The UK Gambling Commission (UKGC) itself is known to be one of the most stringent regulating bodies in the European landscape, and as such has helped form a reliable and trustworthy industry. Platforms that are licensed and regulated by the UKGC have to adhere to strict policies on responsible gaming and data protection, which instills a sense of trust in their customers and helps foster loyalty.
Interestingly, a recent attempt to crack down on gambling activities by the UK government may have inadvertently given online sports betting a significant boost.
In 2019, a new law came into force that had a significant impact on the UK's traditional betting industry. The maximum stake on fixed-odds betting terminals (FOTBs) was slashed dramatically to £2 from the former £100. Footfall and spend per customer decreases, and as a result, one of the country's leading bookmakers that was a regular fixture on high streets up and down the country announced that it would be closing a total of 700 brick and mortar stores. For some residents in certain parts of the country, online betting became the only option.
Unlimited opportunities online?
As with most industries that have made the move online, the opportunities for online betting seem endless for both the customers and the operators.
Alongside the many different types of betting markets that are available online, there are a vast number of online bookmakers offering money-saving promotions, such as free bets for new customers. The opportunity to bet on an unusual event, such as whether or not a certain event on the world stage will take place, and do so for free, has vast appeal - particularly when it comes to reaching out to new demographics.
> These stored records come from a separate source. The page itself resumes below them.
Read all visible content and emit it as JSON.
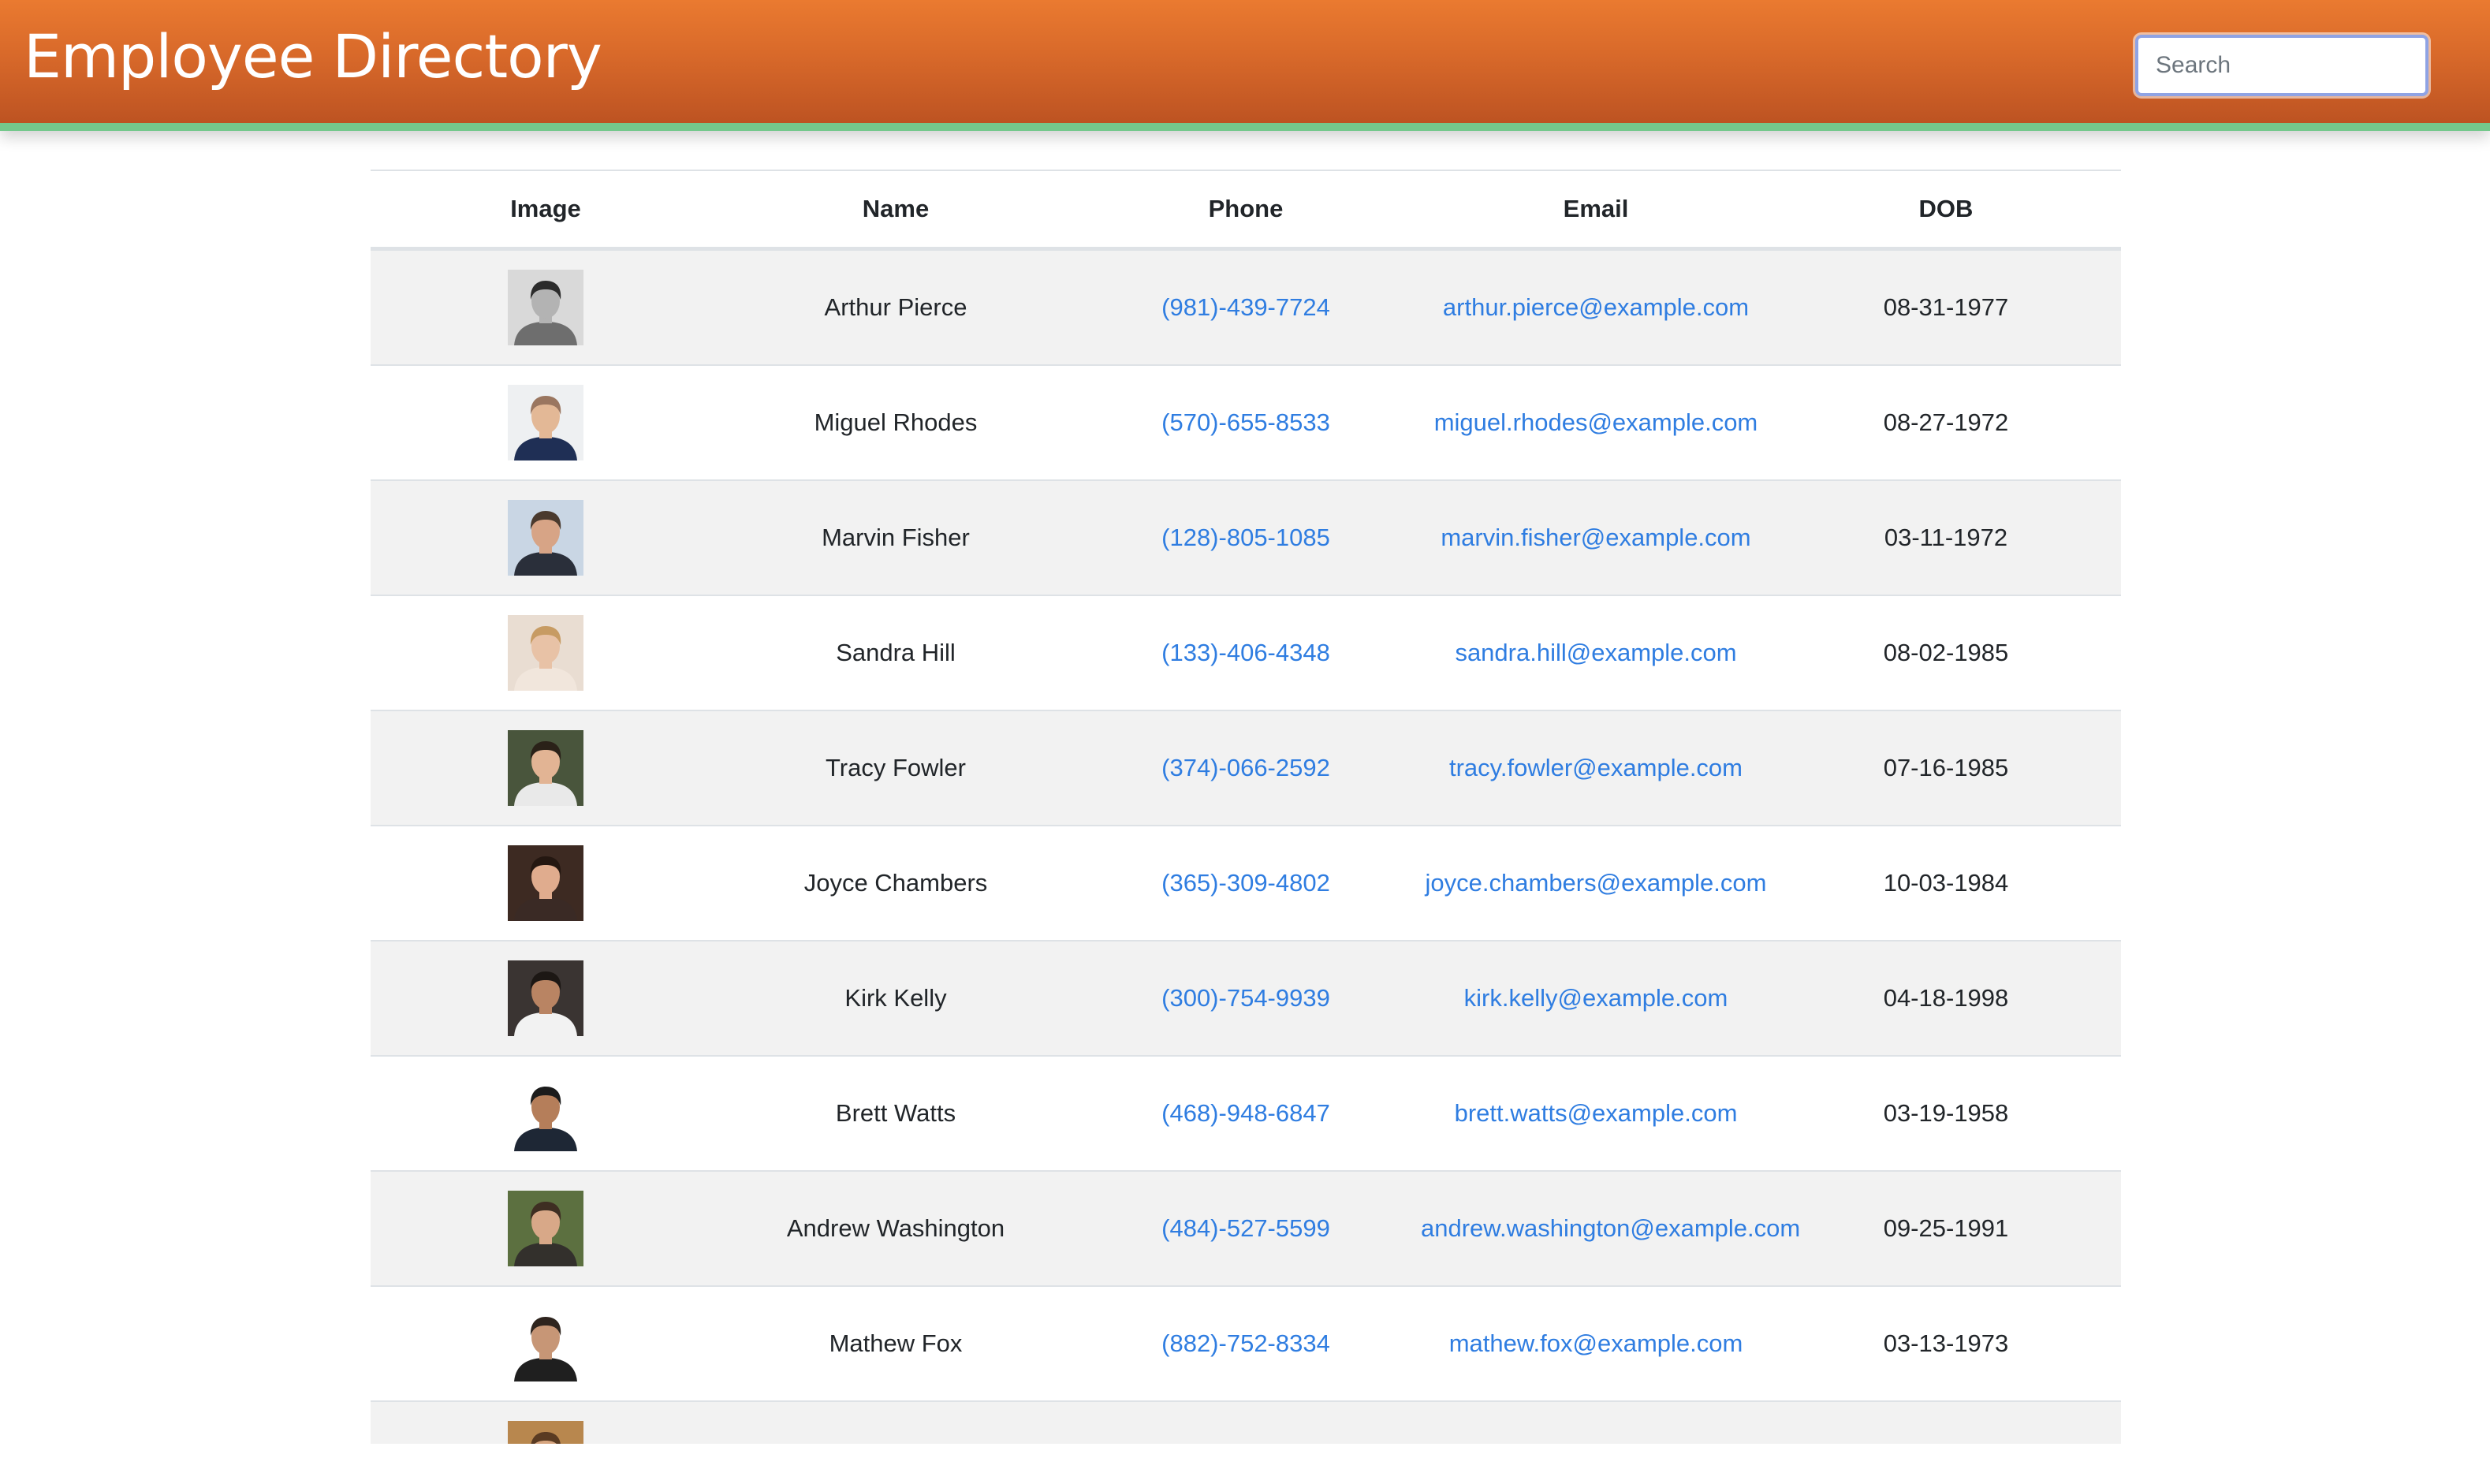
{
  "header": {
    "title": "Employee Directory",
    "search_placeholder": "Search"
  },
  "table": {
    "columns": [
      "Image",
      "Name",
      "Phone",
      "Email",
      "DOB"
    ],
    "rows": [
      {
        "name": "Arthur Pierce",
        "phone": "(981)-439-7724",
        "email": "arthur.pierce@example.com",
        "dob": "08-31-1977",
        "avatar": {
          "bg": "#d9d9d9",
          "skin": "#b3b3b3",
          "hair": "#2b2b2b",
          "shirt": "#6e6e6e"
        }
      },
      {
        "name": "Miguel Rhodes",
        "phone": "(570)-655-8533",
        "email": "miguel.rhodes@example.com",
        "dob": "08-27-1972",
        "avatar": {
          "bg": "#eef0f2",
          "skin": "#e3b896",
          "hair": "#9a7660",
          "shirt": "#1f2f55"
        }
      },
      {
        "name": "Marvin Fisher",
        "phone": "(128)-805-1085",
        "email": "marvin.fisher@example.com",
        "dob": "03-11-1972",
        "avatar": {
          "bg": "#c9d6e4",
          "skin": "#d7a486",
          "hair": "#4a3a2e",
          "shirt": "#2a2f3a"
        }
      },
      {
        "name": "Sandra Hill",
        "phone": "(133)-406-4348",
        "email": "sandra.hill@example.com",
        "dob": "08-02-1985",
        "avatar": {
          "bg": "#e9ddd2",
          "skin": "#e8c2a6",
          "hair": "#c79b63",
          "shirt": "#f1e6dc"
        }
      },
      {
        "name": "Tracy Fowler",
        "phone": "(374)-066-2592",
        "email": "tracy.fowler@example.com",
        "dob": "07-16-1985",
        "avatar": {
          "bg": "#49553c",
          "skin": "#e2b494",
          "hair": "#2a2118",
          "shirt": "#e9e9e9"
        }
      },
      {
        "name": "Joyce Chambers",
        "phone": "(365)-309-4802",
        "email": "joyce.chambers@example.com",
        "dob": "10-03-1984",
        "avatar": {
          "bg": "#3d2a22",
          "skin": "#e0ac8e",
          "hair": "#241711",
          "shirt": "#3a2a25"
        }
      },
      {
        "name": "Kirk Kelly",
        "phone": "(300)-754-9939",
        "email": "kirk.kelly@example.com",
        "dob": "04-18-1998",
        "avatar": {
          "bg": "#3a3432",
          "skin": "#b98463",
          "hair": "#1c1714",
          "shirt": "#f2f2f2"
        }
      },
      {
        "name": "Brett Watts",
        "phone": "(468)-948-6847",
        "email": "brett.watts@example.com",
        "dob": "03-19-1958",
        "avatar": {
          "bg": "#ffffff",
          "skin": "#b57e5a",
          "hair": "#1b1b1b",
          "shirt": "#1e2735"
        }
      },
      {
        "name": "Andrew Washington",
        "phone": "(484)-527-5599",
        "email": "andrew.washington@example.com",
        "dob": "09-25-1991",
        "avatar": {
          "bg": "#5c7040",
          "skin": "#d8a888",
          "hair": "#3e2e22",
          "shirt": "#33302c"
        }
      },
      {
        "name": "Mathew Fox",
        "phone": "(882)-752-8334",
        "email": "mathew.fox@example.com",
        "dob": "03-13-1973",
        "avatar": {
          "bg": "#ffffff",
          "skin": "#c79676",
          "hair": "#2e241e",
          "shirt": "#1f1f1f"
        }
      },
      {
        "name": "",
        "phone": "",
        "email": "",
        "dob": "",
        "avatar": {
          "bg": "#b8874e",
          "skin": "#d6a57f",
          "hair": "#5a3b22",
          "shirt": "#6a4a2d"
        }
      }
    ]
  }
}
This appeal is boosted further by the sheer accessibility of placing bets online. Not everyone who is interested in betting on their favourite tennis star to win Wimbledon, or hometown football team to beat their long term rivals, feels comfortable or is even able to walk into a betting shop. The internet gives a sense of anonymity; placing a bet can be painless and the wealth of information available about odds calculations, match/race predictions, etc. that can be accessed at the click of the mouse somehow makes betting online less intimidating. It's quick and easy, and customers can make informed decisions without having to leave their homes.
Ironically, there's even an added social element to gambling online that's available to customers, should they want it. Gamification is the latest, and seemingly effective, trend in online betting and gaming. Many platforms can be linked to social media profiles, giving customers the option to share their activities and results on Facebook or Twitter. Some platforms even have the functionality to let customers create and personalise avatars, further increasing the appeal of real money gaming as a form of social entertainment.
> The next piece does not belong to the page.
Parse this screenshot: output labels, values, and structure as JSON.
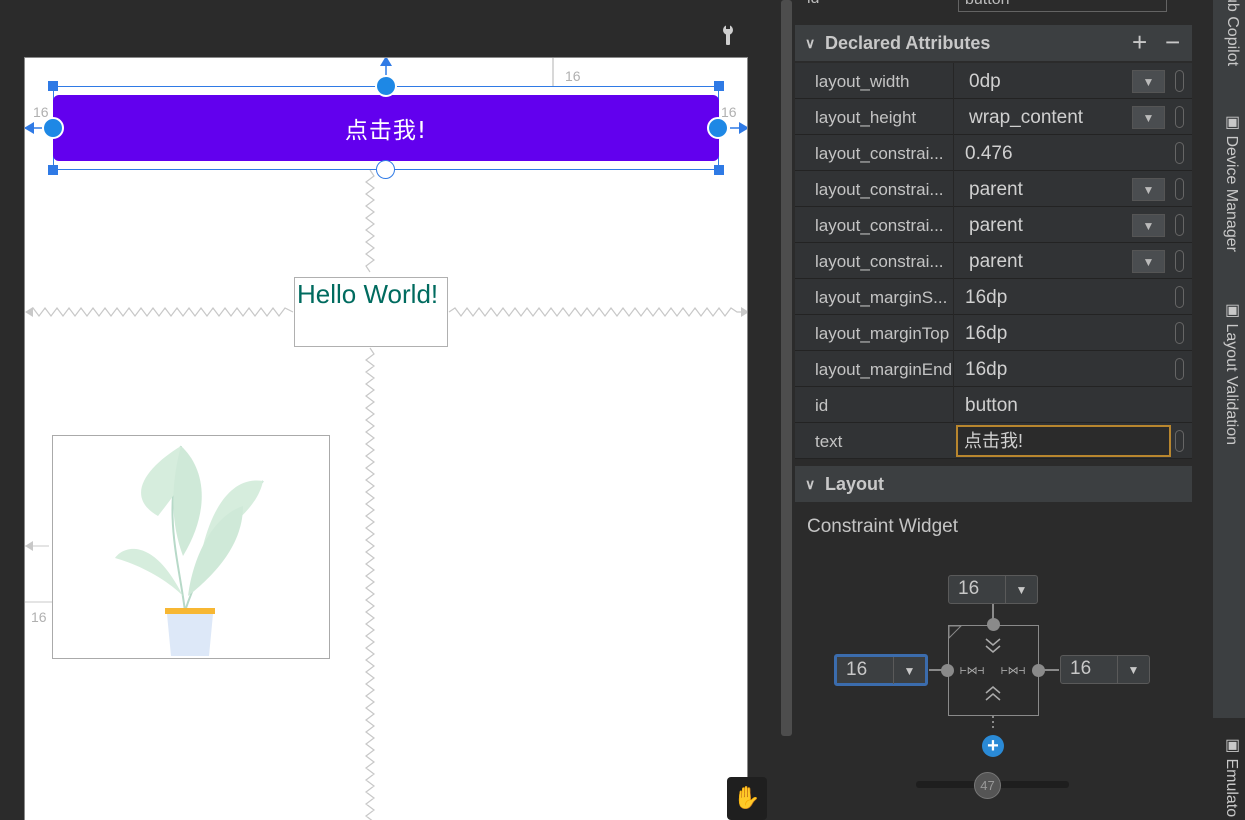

Mobile play generates significant development.
It's obvious how much mobile has come to dominate our daily lives, so it goes without saying that any industry it's involved in will also undergo significant developments.
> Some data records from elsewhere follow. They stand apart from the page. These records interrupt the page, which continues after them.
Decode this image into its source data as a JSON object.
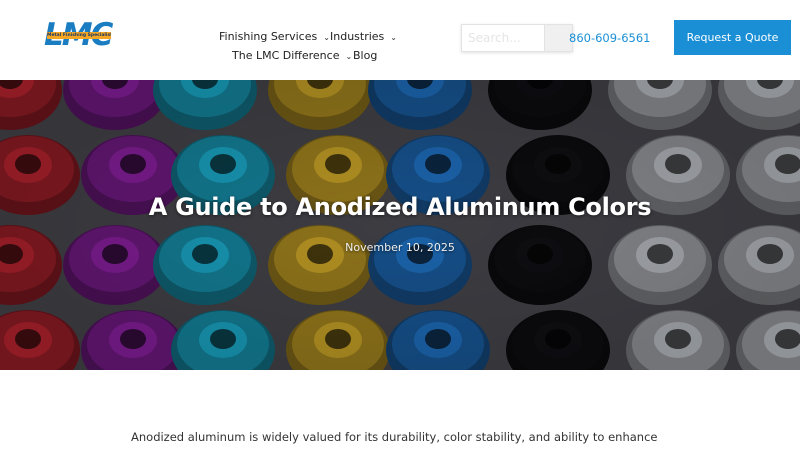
{
  "header": {
    "logo": {
      "letters": "LMC",
      "tagline": "Metal Finishing Specialists"
    },
    "nav": [
      {
        "label": "Finishing Services",
        "has_dropdown": true
      },
      {
        "label": "Industries",
        "has_dropdown": true
      },
      {
        "label": "The LMC Difference",
        "has_dropdown": true
      },
      {
        "label": "Blog",
        "has_dropdown": false
      }
    ],
    "search": {
      "placeholder": "Search..."
    },
    "phone": "860-609-6561",
    "cta": "Request a Quote"
  },
  "hero": {
    "title": "A Guide to Anodized Aluminum Colors",
    "date": "November 10, 2025",
    "part_colors": [
      "#b8232f",
      "#8a1fa0",
      "#1aa9c9",
      "#c9a326",
      "#1e6fc0",
      "#101014",
      "#b9bcc2"
    ]
  },
  "article": {
    "intro": "Anodized aluminum is widely valued for its durability, color stability, and ability to enhance both"
  },
  "colors": {
    "accent": "#1a8fd6",
    "logo": "#1a7cc1",
    "logo_tag": "#f5a623"
  }
}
In the past 5 years, mobile gaming has made the switch from being a technology trend to a global industry in its own right. It's difficult to name a leading sports betting operator or online casino that hasn't developed an app version of its products, which typically load quicker, run smoother and are much easier than their desktop counterparts. For betting especially, mobile is a very attractive medium since players can access a wide range of markets on the go and quickly place a bet, even mid-match, wherever they are.
All of these factors, which have occurred in a relatively short stretch of time, have turned betting and gambling activities into mainstream forms of entertainment. Placing a bet online doesn't just apply to thrill-seekers anymore. It's a leisure activity that can actually enhance a sports fan's experience or even get people involved in the major sociological and political events happening in the country.